Task
Tell how many lines below include the word "System". Only the number should appear.

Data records
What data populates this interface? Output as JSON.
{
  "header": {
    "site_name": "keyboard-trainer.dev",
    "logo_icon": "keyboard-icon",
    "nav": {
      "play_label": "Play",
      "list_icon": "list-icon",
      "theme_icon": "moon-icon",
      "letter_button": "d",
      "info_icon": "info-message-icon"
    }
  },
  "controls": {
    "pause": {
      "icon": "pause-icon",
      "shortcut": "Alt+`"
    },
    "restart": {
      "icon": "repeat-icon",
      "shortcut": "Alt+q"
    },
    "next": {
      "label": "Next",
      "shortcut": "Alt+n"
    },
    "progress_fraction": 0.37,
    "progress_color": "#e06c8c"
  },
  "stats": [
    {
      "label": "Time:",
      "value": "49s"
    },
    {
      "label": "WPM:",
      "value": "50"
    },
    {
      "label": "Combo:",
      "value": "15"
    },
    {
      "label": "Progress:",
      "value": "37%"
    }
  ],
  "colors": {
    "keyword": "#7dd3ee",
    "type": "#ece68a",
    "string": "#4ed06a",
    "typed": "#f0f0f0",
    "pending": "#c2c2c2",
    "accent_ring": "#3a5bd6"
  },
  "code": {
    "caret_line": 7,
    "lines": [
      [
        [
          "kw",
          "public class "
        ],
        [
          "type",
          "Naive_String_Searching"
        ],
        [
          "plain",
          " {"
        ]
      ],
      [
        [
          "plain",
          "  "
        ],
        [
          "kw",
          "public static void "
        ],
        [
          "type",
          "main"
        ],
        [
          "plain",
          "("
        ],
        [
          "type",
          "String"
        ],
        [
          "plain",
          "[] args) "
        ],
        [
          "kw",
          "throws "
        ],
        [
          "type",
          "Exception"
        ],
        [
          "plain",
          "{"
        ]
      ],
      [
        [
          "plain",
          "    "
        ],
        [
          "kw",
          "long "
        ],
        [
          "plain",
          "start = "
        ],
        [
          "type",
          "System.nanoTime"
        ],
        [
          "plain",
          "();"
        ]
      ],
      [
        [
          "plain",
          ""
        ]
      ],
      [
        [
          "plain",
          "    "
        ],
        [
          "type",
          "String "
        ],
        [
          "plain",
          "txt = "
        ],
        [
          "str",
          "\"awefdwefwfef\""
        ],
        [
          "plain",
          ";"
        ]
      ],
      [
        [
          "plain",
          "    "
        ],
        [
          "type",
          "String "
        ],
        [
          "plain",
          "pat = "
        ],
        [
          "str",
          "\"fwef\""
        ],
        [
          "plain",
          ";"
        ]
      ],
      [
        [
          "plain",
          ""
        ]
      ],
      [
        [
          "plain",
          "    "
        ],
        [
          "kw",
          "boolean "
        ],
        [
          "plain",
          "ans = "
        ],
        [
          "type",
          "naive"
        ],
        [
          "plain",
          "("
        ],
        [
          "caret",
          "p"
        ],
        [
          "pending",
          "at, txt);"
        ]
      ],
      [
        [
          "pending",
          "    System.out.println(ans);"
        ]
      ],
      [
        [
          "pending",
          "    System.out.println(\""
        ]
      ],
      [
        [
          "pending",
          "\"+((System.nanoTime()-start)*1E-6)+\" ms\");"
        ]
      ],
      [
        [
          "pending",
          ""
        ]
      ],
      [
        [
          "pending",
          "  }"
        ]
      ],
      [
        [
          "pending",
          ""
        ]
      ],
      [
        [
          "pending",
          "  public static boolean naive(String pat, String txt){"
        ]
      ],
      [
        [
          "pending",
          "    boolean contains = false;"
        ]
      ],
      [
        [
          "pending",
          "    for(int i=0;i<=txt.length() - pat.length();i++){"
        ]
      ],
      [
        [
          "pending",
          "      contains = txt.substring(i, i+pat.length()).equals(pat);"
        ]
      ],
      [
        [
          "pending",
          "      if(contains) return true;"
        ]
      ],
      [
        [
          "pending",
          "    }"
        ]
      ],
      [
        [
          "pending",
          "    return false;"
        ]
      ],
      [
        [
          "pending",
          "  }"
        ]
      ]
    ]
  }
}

Result below
4